# How to complete this task
A single number is required: how many lines below include the string "JSON".

*-*-*

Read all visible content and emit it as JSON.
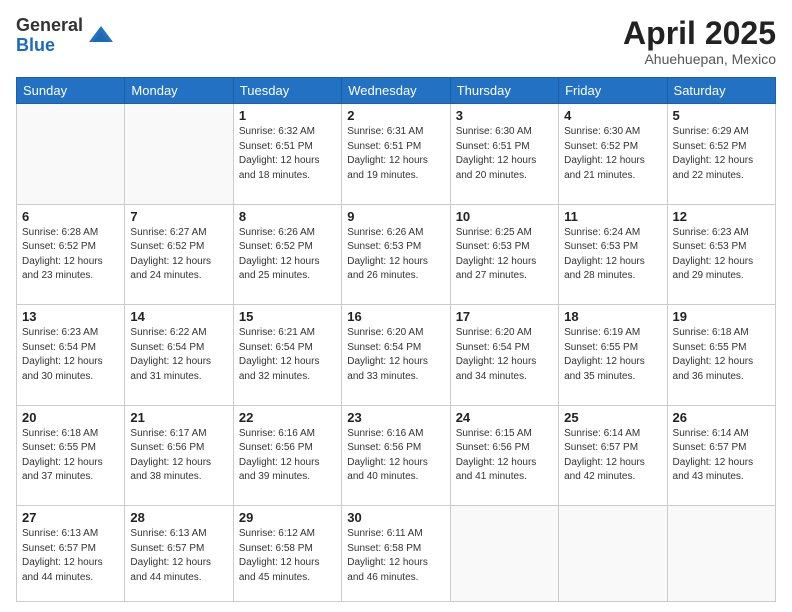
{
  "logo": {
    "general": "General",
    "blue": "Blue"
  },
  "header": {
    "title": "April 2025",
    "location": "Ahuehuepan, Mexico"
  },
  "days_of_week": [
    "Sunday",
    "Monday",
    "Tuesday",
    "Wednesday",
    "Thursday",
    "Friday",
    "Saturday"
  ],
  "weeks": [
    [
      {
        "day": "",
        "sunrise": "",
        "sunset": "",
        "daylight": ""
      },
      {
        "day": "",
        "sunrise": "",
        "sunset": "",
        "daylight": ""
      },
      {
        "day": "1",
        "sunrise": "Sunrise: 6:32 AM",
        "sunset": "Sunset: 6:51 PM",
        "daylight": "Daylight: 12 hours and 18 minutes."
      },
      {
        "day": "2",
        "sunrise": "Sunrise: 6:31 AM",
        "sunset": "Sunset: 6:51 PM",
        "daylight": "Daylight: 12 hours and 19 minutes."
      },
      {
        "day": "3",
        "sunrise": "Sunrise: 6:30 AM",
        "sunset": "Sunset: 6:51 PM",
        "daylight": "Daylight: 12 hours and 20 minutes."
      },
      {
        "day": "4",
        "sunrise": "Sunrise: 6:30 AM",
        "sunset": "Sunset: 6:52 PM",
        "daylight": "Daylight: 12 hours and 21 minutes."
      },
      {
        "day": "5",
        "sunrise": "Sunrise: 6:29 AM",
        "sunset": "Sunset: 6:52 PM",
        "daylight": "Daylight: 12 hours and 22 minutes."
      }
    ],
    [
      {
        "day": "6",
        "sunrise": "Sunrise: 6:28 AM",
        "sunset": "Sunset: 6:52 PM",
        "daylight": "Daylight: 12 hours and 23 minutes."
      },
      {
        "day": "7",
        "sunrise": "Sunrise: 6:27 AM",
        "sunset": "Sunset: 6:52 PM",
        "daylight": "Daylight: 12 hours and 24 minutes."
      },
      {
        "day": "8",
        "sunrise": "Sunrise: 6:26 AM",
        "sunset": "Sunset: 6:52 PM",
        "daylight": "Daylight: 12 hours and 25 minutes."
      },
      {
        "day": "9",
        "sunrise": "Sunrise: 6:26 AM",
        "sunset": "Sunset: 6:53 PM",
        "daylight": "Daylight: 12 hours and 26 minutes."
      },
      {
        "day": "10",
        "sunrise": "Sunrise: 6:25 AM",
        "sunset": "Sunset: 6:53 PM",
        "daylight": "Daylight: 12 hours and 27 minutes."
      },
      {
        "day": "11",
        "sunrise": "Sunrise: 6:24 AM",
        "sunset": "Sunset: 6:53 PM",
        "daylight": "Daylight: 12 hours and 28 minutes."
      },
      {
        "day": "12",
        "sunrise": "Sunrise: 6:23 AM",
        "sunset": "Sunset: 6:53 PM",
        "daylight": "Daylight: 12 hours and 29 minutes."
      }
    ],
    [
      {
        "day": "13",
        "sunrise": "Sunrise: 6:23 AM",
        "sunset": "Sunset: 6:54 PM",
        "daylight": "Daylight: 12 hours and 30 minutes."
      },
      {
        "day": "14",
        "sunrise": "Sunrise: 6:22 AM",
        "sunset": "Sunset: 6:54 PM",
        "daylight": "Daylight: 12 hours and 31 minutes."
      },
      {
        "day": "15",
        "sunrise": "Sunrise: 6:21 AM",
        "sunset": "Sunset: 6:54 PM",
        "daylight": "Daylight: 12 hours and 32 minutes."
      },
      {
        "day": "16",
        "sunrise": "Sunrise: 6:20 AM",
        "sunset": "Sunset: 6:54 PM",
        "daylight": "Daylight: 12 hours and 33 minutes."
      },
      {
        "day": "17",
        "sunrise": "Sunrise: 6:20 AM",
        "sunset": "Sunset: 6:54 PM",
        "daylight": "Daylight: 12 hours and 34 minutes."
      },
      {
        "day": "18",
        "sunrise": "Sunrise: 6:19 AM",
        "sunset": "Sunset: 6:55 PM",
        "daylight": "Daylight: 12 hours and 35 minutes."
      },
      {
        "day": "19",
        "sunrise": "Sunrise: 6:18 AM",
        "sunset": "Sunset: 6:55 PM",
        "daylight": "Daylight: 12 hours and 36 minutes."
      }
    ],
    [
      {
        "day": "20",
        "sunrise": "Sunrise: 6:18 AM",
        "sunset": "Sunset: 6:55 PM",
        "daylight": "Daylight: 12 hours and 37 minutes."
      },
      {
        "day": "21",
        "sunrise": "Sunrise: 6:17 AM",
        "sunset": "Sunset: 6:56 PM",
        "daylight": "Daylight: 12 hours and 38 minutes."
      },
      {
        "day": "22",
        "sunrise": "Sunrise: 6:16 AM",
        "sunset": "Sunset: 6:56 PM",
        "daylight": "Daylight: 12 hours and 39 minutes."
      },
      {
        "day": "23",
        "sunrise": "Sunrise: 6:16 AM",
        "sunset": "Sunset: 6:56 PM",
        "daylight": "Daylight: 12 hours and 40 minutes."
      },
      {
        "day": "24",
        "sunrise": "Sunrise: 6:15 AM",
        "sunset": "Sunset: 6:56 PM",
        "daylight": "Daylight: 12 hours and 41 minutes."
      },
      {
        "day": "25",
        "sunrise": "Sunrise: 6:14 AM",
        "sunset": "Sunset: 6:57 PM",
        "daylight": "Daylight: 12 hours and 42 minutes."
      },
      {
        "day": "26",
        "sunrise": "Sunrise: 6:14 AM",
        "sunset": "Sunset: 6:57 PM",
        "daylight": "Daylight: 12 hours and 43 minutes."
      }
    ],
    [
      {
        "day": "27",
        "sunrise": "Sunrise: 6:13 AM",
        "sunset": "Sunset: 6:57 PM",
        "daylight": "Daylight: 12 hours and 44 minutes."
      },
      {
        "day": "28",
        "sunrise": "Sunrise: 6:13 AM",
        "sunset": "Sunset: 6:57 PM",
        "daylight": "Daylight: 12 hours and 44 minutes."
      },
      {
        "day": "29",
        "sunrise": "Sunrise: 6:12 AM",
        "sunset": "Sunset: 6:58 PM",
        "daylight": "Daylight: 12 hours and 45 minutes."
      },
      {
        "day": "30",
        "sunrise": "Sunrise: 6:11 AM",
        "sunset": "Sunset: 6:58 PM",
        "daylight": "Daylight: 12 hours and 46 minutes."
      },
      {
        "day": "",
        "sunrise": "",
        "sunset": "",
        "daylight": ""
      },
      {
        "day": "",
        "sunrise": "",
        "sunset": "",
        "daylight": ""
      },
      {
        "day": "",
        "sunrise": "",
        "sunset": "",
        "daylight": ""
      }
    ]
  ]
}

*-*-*

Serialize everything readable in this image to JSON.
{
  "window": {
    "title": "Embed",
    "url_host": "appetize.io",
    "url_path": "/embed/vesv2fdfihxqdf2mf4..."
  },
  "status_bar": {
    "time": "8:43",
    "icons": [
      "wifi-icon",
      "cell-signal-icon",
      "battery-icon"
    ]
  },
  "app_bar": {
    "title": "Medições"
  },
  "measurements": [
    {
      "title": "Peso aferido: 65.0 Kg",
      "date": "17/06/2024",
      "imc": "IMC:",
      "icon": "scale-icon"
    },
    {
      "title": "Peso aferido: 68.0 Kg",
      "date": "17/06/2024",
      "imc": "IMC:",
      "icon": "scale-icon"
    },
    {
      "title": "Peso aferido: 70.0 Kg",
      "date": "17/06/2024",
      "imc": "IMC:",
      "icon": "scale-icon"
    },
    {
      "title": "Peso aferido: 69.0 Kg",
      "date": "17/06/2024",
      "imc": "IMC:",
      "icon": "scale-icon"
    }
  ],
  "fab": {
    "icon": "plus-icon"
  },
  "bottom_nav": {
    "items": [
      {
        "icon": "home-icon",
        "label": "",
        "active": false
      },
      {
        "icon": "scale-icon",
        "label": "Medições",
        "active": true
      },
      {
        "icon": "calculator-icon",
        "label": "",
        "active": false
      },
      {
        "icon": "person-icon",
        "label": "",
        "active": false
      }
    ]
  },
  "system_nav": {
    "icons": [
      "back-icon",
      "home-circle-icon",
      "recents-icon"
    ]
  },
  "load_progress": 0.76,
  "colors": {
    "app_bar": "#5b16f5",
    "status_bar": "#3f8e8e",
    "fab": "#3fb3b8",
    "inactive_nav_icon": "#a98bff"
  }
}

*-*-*

# Expected output
2